I’ve heard too often the line, “my laptop is my life.” Most times though, I think they mean their lives are in their laptops.
Today, this is in fact possible as almost everything has a “softcopy” counterpart. For one, this generation no longer invests on photo albums full of developed pictures with handwritten captions. We now rely on programs like I-Photo that automatically sorts uploaded pictures into events and even has face recognition for the forgetful. Second, many law students opt to just download cases from the net instead of spending on photocopying tons of SCRA. Some also bring laptops to class and type their notes so that it will be easier to edit into reviewers for the exams. Third, most bookworms now think twice about buying expensive books especially when an e-book is available for free download. There are so many other things that mean the world to us and we choose to save them instead as .doc, .pdf and .jpeg in the hope that our laptops never crash.
The swift pace at which new technologies are made have probably resulted in a paradigm shift especially for the younger generations--everything can be found online. Even better, everything can be downloaded whether free or for a price. I remember my friend whose 7-year old sister called her to say, “ate I checked on the internet if Santa is real!” I also recently read an article in Inquirer about how Amazon.com is making it easier for customers to give Kindle e-books as gifts this Christmas by sending them to the recipients via email.

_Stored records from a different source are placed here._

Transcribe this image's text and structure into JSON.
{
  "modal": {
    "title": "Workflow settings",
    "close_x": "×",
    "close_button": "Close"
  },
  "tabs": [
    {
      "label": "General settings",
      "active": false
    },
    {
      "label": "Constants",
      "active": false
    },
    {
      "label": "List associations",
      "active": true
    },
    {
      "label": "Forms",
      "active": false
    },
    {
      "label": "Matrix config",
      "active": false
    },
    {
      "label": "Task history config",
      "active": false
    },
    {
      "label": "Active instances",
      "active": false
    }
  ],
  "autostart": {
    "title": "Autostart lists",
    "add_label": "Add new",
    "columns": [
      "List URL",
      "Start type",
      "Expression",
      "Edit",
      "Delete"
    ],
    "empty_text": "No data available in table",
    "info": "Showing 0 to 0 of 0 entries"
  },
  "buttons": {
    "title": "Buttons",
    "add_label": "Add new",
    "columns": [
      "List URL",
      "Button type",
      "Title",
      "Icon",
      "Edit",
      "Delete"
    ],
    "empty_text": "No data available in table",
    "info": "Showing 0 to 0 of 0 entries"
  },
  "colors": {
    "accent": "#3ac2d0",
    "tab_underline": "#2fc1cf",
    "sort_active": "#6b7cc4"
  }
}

Surely it’s all very convenient, but sentimental saps like myself still miss hardcopies and long stories. These you can hug, hold, savor, smell, eat even. When I get older, I still want to have photo albums in the sala for visitors to breeze through; and a library full of books even if they collect dust and smell ancient; and a Christmas tree full of gifts for the family to open at Christmas eve; and while we're at it, I’d also like a collection of postcards and handwritten letters, some chocolate wrappers and an occasional pressed rose. :p
Ma. Anna Katrina C. Eustaquio, (2nd Blog Entry)